Letter emailed today to BYU CS Professors:
July 31, 2016
Dear BYU Computer Science Department,
You’re insistence to continue teaching C++ is having enormous unexpected negative financial consequences for employers.
C++ continues to erode in popularity while Python continues to climb. Kevin Seppi has been right all along:
When we hire BYU CS programmers it costs us in both time and money to retrain them in TypeScript, Python, Java, Ruby or C#. Often other programmers rewrite their C++ code in another language.
The problems I outlined are rampant even in my family: Three of my children were taught C++ from your CS department. The popularity of JSON.NET is enough reason to switch to C#.
I’m told the initial reason for the BYU CS Department to switch from Java to C++ was because the BYU engineering department requested it. To that may I ask–How often has embracing the needs of niche or minority power users led the downfall of software projects?
Armed with Python as one’s primary programming language, programmers feel empowered to quickly create scripts to solve problems.
Programmers are human and humans tend the embrace easier technologies: Python and TypeScript are both easy and powerful.
Python is quickly becoming the choice for scientific programming:
MVC frameworks are being replaced by client-side frameworks such as AngularJS. TypeScript is the language choice for AngularJS 2.
From the programming language survey data I hope you can see that the world continues to abandon C++.
Over the years I have been told repeatedly that switching to another language for CS 142 is not trivial. I don’t believe that because I know I could teach it using Python or TypeScript, but if the claim is true then the argument should be considered it is even more nontrivial for programmers to switch once they have been compromised having learned C++ as their first language.
Rather than continue to propagate a mistake, please teach Python and TypeScript this fall. The positive repercussions will be enormous and long lasting:

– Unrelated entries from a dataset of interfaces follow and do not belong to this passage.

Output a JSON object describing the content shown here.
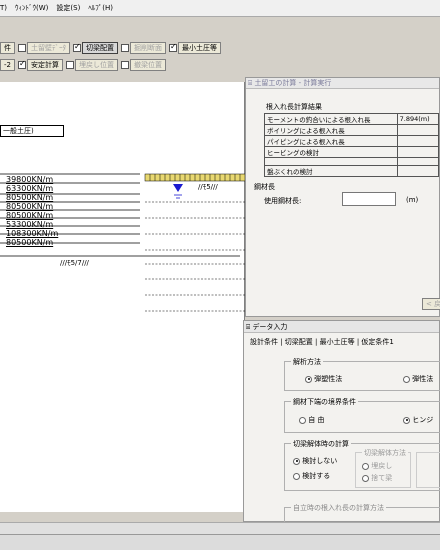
{
  "menu": [
    "T)",
    "ｳｨﾝﾄﾞｳ(W)",
    "設定(S)",
    "ﾍﾙﾌﾟ(H)"
  ],
  "toolbar": {
    "row1": [
      {
        "label": "件",
        "checked": null,
        "disabled": false
      },
      {
        "label": "土留壁ﾃﾞｰﾀ",
        "checked": false,
        "disabled": true
      },
      {
        "label": "切梁配置",
        "checked": true,
        "disabled": false
      },
      {
        "label": "掘削断面",
        "checked": false,
        "disabled": true
      },
      {
        "label": "最小土圧等",
        "checked": true,
        "disabled": false
      }
    ],
    "row2": [
      {
        "label": "-2",
        "checked": null,
        "disabled": false
      },
      {
        "label": "安定計算",
        "checked": true,
        "disabled": false
      },
      {
        "label": "埋戻し位置",
        "checked": false,
        "disabled": true
      },
      {
        "label": "撤梁位置",
        "checked": false,
        "disabled": true
      }
    ]
  },
  "canvas": {
    "box_label": "一般土圧)",
    "layers": [
      "39800KN/m",
      "63300KN/m",
      "80500KN/m",
      "80500KN/m",
      "80500KN/m",
      "53300KN/m",
      "108300KN/m",
      "80500KN/m"
    ],
    "ground_marks": [
      "//ﾓ5///",
      "///ﾓ5/7///"
    ]
  },
  "calc": {
    "title": "土留工の計算 - 計算実行",
    "section": "根入れ長計算結果",
    "rows": [
      {
        "label": "モーメントの釣合いによる根入れ長",
        "value": "7.894(m)"
      },
      {
        "label": "ボイリングによる根入れ長",
        "value": ""
      },
      {
        "label": "パイピングによる根入れ長",
        "value": ""
      },
      {
        "label": "ヒービングの検討",
        "value": ""
      },
      {
        "label": "",
        "value": ""
      },
      {
        "label": "盤ぶくれの検討",
        "value": ""
      }
    ],
    "steel_title": "鋼材長",
    "steel_label": "使用鋼材長:",
    "steel_unit": "(m)",
    "back_button": "< 戻"
  },
  "data": {
    "title": "データ入力",
    "tabs": "設計条件 | 切梁配置 | 最小土圧等 | 仮定条件1",
    "g1_title": "解析方法",
    "g1_opt1": "弾塑性法",
    "g1_opt2": "弾性法",
    "g2_title": "鋼材下端の境界条件",
    "g2_opt1": "自 由",
    "g2_opt2": "ヒンジ",
    "g3_title": "切梁解体時の計算",
    "g3_opt1": "検討しない",
    "g3_opt2": "検討する",
    "g3_sub_title": "切梁解体方法",
    "g3_sub1": "埋戻し",
    "g3_sub2": "捨て梁",
    "g4_title": "自立時の根入れ長の計算方法"
  },
  "colors": {
    "accent_blue": "#1a1ad0",
    "ground_yellow": "#e8d870",
    "layer_line": "#000000"
  }
}
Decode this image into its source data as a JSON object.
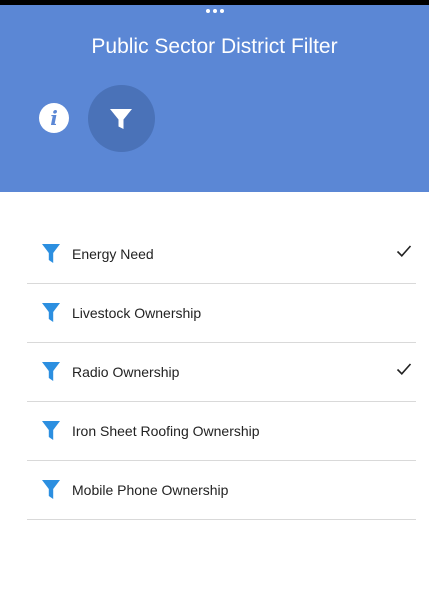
{
  "header": {
    "title": "Public Sector District Filter",
    "info_icon": "info-icon",
    "filter_icon": "filter-icon",
    "background_color": "#5b87d5"
  },
  "filters": [
    {
      "label": "Energy Need",
      "icon": "filter-icon",
      "checked": true
    },
    {
      "label": "Livestock Ownership",
      "icon": "filter-icon",
      "checked": false
    },
    {
      "label": "Radio Ownership",
      "icon": "filter-icon",
      "checked": true
    },
    {
      "label": "Iron Sheet Roofing Ownership",
      "icon": "filter-icon",
      "checked": false
    },
    {
      "label": "Mobile Phone Ownership",
      "icon": "filter-icon",
      "checked": false
    }
  ],
  "colors": {
    "accent": "#5b87d5",
    "filter_icon": "#2c8fe0",
    "active_button": "#4a72b8"
  }
}
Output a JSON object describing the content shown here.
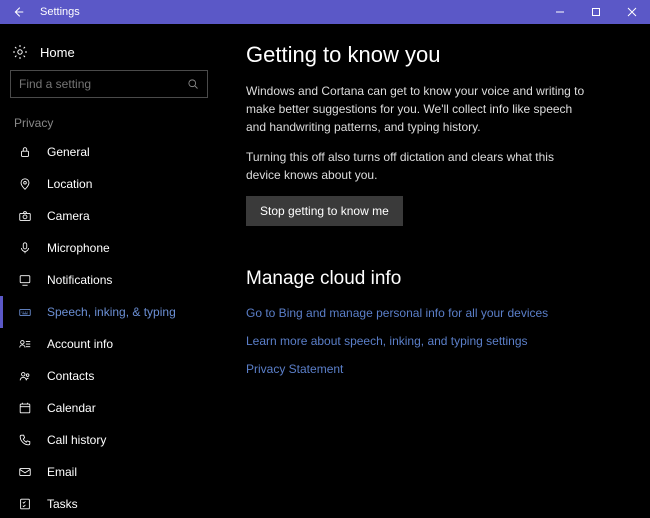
{
  "titlebar": {
    "title": "Settings"
  },
  "sidebar": {
    "home": "Home",
    "search_placeholder": "Find a setting",
    "section": "Privacy",
    "items": [
      {
        "label": "General"
      },
      {
        "label": "Location"
      },
      {
        "label": "Camera"
      },
      {
        "label": "Microphone"
      },
      {
        "label": "Notifications"
      },
      {
        "label": "Speech, inking, & typing"
      },
      {
        "label": "Account info"
      },
      {
        "label": "Contacts"
      },
      {
        "label": "Calendar"
      },
      {
        "label": "Call history"
      },
      {
        "label": "Email"
      },
      {
        "label": "Tasks"
      }
    ]
  },
  "content": {
    "heading1": "Getting to know you",
    "para1": "Windows and Cortana can get to know your voice and writing to make better suggestions for you. We'll collect info like speech and handwriting patterns, and typing history.",
    "para2": "Turning this off also turns off dictation and clears what this device knows about you.",
    "button": "Stop getting to know me",
    "heading2": "Manage cloud info",
    "link1": "Go to Bing and manage personal info for all your devices",
    "link2": "Learn more about speech, inking, and typing settings",
    "link3": "Privacy Statement"
  }
}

We employers won’t have to pay to retrain, projects will cost less, ideas can get to market quicker, and we’ll have more money for philanthropical contributions.